PRAGUE, 8 February 2006 -- China, with its 1.3 billion people and ultrarapid economic expansion, is a huge and fertile market for new-age communications like the Internet.
But the Chinese leadership is signaling that it does not intend to let this new world of information overwhelm the strict controls traditionally maintained over the media.
It has tens of thousands of cyberpolice combing through the web to eliminate unwanted sites. Some may deal with pornography and violence. But others may offer information on sensitive political and social issues -- such as Chinese policies in Tibet, and views of relations with Taiwan -- which differ from the official line. Technology And Censorship
Despite the size of the task, technical control of the web is to a large extent possible, says China expert Alexander Neill, of the Royal United Services Institute in London.
"It's relatively easy for the authorities to monitor Internet cafes and the like," Neill says, adding that, in a wider context, "if you have the right technology, it is possible to monitor the Internet at certain points in the network. You can use filtering technology or search words which make it easier to monitor information."
The screening has sparked controversy in the West, where major technology companies have assisted -- not always
Younger Chinese often chafe under the restrictions imposed on the information available to them, regardless of whether they relate to morals or politics.
willingly -- the Chinese information clampdown.
A U.S. House of Representatives subcommittee is expected this month to examine the activities in China of giants like Google, Yahoo, Microsoft and Cisco Systems. In the latest example of a business compromise, Google last month agreed to censor its search results for a new service in China. Jail Time For Surfing
Amnesty International official Mark Allison describes the Western involvement as disturbing.
"We've been campaigning against controls on the Internet in China for many years now," Allison says. "We've been particularly concerned about the number of people who have been put in prison just for expressing their opinion on the Internet, or for accessing certain information that the government finds threatening or embarrassing."
But given the volume of traffic carried by the web, even a clampdown as determined as Beijing's cannot entirely seal off the Internet as a source of information the authorities would like to keep quiet.

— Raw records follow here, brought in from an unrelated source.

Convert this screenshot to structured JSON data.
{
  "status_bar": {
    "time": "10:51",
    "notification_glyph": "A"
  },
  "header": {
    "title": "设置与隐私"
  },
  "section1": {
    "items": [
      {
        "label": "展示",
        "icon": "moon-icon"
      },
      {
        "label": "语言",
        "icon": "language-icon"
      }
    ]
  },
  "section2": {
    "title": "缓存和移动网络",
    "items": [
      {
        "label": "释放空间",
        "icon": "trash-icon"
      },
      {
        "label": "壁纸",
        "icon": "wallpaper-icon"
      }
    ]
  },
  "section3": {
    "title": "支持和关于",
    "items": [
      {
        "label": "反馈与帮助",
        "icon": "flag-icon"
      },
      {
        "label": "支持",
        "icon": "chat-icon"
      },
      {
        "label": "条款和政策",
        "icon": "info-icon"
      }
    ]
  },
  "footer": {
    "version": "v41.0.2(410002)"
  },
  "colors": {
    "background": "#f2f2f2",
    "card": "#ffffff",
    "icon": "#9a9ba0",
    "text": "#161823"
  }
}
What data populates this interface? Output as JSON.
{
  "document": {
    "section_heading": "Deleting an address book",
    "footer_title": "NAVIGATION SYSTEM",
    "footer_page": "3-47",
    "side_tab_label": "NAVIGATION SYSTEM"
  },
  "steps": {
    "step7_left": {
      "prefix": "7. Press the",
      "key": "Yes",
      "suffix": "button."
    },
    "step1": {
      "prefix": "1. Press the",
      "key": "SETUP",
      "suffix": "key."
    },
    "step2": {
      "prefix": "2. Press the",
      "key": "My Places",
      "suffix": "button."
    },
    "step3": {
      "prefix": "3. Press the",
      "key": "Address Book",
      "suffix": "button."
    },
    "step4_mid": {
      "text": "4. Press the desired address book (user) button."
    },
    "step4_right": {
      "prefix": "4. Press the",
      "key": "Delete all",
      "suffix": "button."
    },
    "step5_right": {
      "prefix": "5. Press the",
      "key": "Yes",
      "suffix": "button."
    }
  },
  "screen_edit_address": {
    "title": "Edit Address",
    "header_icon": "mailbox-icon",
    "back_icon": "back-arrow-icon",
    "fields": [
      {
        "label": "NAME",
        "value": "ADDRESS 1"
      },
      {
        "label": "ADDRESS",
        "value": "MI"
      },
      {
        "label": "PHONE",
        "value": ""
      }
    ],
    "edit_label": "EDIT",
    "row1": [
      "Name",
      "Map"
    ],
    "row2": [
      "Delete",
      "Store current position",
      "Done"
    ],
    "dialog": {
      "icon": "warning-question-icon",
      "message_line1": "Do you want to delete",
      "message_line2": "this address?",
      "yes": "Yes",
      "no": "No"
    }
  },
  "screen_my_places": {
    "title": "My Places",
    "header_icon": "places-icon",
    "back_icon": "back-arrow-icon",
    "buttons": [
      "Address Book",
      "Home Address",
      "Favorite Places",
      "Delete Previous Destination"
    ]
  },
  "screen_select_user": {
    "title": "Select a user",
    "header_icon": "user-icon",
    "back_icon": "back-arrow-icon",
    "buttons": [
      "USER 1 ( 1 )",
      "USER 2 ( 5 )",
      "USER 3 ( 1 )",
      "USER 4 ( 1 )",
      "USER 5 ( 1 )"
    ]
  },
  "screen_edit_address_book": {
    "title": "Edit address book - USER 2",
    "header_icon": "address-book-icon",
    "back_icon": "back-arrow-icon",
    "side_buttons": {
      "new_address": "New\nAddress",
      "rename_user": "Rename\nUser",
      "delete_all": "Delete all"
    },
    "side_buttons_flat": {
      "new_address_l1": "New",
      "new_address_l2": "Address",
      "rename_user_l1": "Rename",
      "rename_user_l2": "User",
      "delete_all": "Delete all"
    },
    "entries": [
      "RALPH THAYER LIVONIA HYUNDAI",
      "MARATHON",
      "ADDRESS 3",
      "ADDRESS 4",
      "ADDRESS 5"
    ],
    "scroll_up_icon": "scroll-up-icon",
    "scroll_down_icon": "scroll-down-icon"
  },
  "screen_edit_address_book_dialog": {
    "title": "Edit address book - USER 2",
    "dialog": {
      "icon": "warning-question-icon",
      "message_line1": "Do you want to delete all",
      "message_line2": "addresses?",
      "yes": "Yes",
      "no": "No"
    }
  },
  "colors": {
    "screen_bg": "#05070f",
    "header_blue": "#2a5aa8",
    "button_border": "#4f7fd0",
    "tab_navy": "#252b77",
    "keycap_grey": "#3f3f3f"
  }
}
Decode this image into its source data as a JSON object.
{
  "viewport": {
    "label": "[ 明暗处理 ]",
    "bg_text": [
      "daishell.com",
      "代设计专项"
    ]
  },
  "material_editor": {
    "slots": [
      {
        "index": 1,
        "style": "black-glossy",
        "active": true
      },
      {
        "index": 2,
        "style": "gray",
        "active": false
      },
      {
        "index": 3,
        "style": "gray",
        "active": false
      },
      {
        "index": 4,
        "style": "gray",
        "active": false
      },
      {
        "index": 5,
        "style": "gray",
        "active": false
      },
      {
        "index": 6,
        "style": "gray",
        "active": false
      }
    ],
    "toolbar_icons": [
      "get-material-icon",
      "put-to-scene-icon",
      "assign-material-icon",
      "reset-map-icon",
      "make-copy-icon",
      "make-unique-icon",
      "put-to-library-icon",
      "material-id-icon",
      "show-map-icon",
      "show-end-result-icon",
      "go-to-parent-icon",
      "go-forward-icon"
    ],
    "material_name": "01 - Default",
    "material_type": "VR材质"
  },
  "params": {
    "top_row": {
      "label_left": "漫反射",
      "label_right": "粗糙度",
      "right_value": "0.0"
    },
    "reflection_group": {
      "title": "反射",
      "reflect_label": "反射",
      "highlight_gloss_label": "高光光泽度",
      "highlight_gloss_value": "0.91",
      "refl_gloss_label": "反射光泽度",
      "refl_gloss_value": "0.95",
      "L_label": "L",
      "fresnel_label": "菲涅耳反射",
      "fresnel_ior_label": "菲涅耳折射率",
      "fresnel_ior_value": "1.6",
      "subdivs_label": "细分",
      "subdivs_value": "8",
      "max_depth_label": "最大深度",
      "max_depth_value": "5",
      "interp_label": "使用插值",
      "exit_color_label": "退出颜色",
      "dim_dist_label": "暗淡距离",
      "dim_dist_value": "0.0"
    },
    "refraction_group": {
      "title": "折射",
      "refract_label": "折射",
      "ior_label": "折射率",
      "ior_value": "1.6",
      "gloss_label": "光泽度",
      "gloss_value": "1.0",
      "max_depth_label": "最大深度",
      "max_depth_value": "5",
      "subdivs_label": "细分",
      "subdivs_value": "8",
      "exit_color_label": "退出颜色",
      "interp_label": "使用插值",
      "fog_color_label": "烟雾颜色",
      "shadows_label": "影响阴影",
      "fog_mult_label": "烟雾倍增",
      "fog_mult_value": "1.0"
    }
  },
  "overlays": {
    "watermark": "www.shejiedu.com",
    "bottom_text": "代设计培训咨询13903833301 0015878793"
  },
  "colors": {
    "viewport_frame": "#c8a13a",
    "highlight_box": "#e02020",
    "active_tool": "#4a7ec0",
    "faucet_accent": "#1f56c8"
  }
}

Citing one example, China expert Christian Lemier of Jane's military publishing group in London says word of recent agricultural unrest in the countryside was spread via Internet despite government controls.
Lemier says he believes Beijing in future will have to soften its censorship policy to some degree because of such leaks, which do more damage than if the government had been forthright in dealing with the news.
"China will have to react to this [situation] in a slightly different way," he says. "It is not going to be able to control the Internet completely. And what I think may happen is that the government will go on to release more information than it has done in the past." 'Moral Rightness'
Of course, much of the censoring done in China does not relate to the political world at all, but lies rather in the moral sphere. Just as the West once maintained strict rules about what the public could see or hear in the media, so does China today.
"The Chinese censorship mechanism is not just looking for subversive elements," says Neill of the Royal United Services Institute. "It is also looking at the ideas of 'moral rightness' in society. For example, there are controls on things like pornography, or other elements that the state deems as unpalatable for the population."
The screening has sparked controversy in the West, where major technology companies have assisted -- not always willingly -- the Chinese information clampdown.
The concept of "moral rightness" varies from civilization to civilization. This has been illustrated most recently by the current uproar in the Muslim world over the cartoons of the Prophet Muhammad published in the European press.
In the West, that affair is mainly seen as a matter of secular press freedom. Among Muslims, however, it is a question of religious piety. Freedom To Learn
However, younger Chinese often chafe under the restrictions imposed on the information available to them, regardless of whether they relate to morals or politics.
Beijing student Zhang Guoyi is typical in her stance.
"As an ordinary person, I hope that the government or certain departments could give us a freer environment in today's more open age -- give us looser and more convenient ways to study, and better conditions for communications," she says.
Judging by the vigor with which the authorities are pursuing their Internet policies, Zhang may have some time to wait.